- Records -
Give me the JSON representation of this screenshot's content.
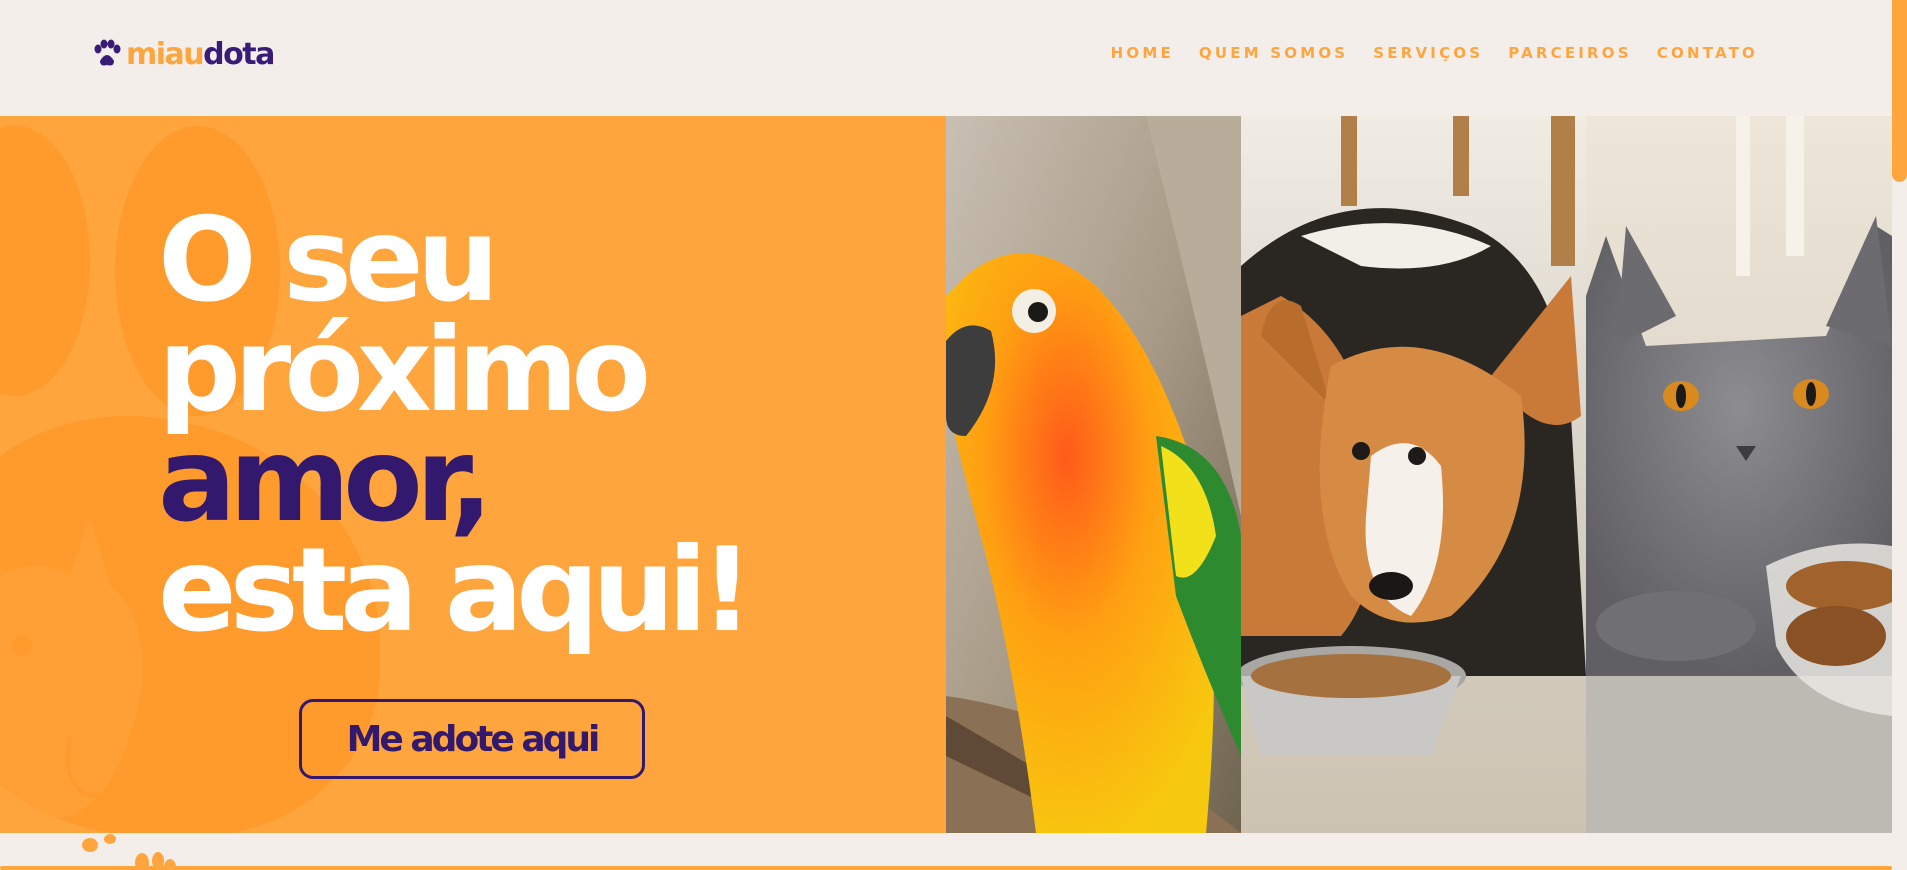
{
  "brand": {
    "part1": "miau",
    "part2": "dota"
  },
  "nav": [
    {
      "label": "HOME"
    },
    {
      "label": "QUEM SOMOS"
    },
    {
      "label": "SERVIÇOS"
    },
    {
      "label": "PARCEIROS"
    },
    {
      "label": "CONTATO"
    }
  ],
  "hero": {
    "line1": "O seu",
    "line2": "próximo",
    "line3": "amor,",
    "line4": "esta aqui!",
    "cta": "Me adote aqui"
  },
  "photos": [
    {
      "name": "parrot-photo"
    },
    {
      "name": "dog-photo"
    },
    {
      "name": "cat-photo"
    }
  ],
  "colors": {
    "orange": "#ffa53e",
    "purple": "#33196e",
    "background": "#f3eee9"
  }
}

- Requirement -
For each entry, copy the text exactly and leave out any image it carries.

- Solution -
Give me the JSON representation of this screenshot's content.
{
  "brand": {
    "part1": "miau",
    "part2": "dota"
  },
  "nav": [
    {
      "label": "HOME"
    },
    {
      "label": "QUEM SOMOS"
    },
    {
      "label": "SERVIÇOS"
    },
    {
      "label": "PARCEIROS"
    },
    {
      "label": "CONTATO"
    }
  ],
  "hero": {
    "line1": "O seu",
    "line2": "próximo",
    "line3": "amor,",
    "line4": "esta aqui!",
    "cta": "Me adote aqui"
  },
  "photos": [
    {
      "name": "parrot-photo"
    },
    {
      "name": "dog-photo"
    },
    {
      "name": "cat-photo"
    }
  ],
  "colors": {
    "orange": "#ffa53e",
    "purple": "#33196e",
    "background": "#f3eee9"
  }
}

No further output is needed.